Please state how many lines in the records below contain the word "count", giving only the number.

——

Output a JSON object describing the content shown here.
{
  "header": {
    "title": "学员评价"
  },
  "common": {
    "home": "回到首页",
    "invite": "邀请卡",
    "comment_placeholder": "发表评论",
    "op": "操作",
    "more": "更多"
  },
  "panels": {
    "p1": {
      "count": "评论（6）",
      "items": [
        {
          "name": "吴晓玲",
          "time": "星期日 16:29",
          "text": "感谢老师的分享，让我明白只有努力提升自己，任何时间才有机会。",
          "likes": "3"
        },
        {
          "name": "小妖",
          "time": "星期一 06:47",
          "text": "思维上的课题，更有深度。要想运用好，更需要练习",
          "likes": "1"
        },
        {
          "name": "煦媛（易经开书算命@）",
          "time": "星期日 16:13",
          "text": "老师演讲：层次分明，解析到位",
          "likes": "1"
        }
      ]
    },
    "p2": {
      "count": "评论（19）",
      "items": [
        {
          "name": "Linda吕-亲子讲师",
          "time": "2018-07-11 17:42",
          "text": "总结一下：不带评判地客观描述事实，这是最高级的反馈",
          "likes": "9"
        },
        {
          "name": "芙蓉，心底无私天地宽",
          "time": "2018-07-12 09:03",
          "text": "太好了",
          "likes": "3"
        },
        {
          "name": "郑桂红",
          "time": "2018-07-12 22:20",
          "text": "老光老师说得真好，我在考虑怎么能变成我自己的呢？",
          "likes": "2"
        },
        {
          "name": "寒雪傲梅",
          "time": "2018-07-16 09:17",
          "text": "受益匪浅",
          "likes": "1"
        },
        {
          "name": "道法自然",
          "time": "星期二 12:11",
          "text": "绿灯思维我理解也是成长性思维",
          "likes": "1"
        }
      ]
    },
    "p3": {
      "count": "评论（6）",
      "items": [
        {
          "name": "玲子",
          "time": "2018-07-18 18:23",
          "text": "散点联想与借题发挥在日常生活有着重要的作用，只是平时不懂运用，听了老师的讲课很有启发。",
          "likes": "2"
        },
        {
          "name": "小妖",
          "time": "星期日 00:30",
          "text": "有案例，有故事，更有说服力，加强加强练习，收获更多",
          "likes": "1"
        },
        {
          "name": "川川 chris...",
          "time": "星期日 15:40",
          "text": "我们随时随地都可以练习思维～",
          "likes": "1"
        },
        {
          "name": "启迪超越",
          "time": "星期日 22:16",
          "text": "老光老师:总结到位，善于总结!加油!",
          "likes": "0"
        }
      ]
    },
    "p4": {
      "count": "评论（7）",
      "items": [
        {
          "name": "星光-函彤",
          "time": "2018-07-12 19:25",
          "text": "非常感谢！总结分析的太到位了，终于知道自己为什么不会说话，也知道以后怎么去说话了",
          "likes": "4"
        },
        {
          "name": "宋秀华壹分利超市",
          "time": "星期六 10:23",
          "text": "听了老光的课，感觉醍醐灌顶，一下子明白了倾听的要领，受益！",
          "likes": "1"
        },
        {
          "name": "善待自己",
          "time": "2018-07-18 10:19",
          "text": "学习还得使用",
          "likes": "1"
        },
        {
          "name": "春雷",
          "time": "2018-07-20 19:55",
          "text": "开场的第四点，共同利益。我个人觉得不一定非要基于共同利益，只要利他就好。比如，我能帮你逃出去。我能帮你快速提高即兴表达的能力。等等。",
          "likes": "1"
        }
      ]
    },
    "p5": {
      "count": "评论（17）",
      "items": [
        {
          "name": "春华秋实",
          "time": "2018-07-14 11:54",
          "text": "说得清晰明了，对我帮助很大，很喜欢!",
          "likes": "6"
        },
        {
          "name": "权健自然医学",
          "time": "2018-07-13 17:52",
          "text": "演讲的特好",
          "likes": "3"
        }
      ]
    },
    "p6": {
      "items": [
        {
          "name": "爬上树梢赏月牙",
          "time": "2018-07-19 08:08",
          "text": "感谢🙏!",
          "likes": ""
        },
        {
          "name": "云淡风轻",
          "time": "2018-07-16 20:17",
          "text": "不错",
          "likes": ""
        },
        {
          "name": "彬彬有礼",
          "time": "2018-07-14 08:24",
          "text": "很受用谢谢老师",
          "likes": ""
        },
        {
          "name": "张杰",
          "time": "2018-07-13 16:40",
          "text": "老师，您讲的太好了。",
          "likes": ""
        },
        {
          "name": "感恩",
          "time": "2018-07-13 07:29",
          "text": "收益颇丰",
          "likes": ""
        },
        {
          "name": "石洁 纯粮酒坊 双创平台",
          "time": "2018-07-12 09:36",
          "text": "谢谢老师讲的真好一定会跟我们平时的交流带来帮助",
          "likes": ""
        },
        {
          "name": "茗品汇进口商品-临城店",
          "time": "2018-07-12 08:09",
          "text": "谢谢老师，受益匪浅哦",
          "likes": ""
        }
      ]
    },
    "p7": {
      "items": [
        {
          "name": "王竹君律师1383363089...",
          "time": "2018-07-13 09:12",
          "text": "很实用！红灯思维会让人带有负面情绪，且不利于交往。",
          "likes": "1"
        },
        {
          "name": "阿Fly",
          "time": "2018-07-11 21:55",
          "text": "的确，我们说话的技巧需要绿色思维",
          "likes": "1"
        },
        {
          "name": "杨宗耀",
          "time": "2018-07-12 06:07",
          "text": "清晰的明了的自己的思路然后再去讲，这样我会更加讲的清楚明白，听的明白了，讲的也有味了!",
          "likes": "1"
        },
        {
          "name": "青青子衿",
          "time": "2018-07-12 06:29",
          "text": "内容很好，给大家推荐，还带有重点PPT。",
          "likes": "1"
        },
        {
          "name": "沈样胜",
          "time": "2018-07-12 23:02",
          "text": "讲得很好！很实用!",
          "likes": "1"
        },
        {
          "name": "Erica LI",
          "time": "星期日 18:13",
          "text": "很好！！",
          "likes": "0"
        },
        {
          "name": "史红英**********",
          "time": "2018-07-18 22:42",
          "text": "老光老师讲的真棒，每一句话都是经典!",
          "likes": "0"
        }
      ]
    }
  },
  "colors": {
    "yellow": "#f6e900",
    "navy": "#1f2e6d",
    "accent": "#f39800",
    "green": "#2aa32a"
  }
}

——

* [EXERCISE RESULT]:
5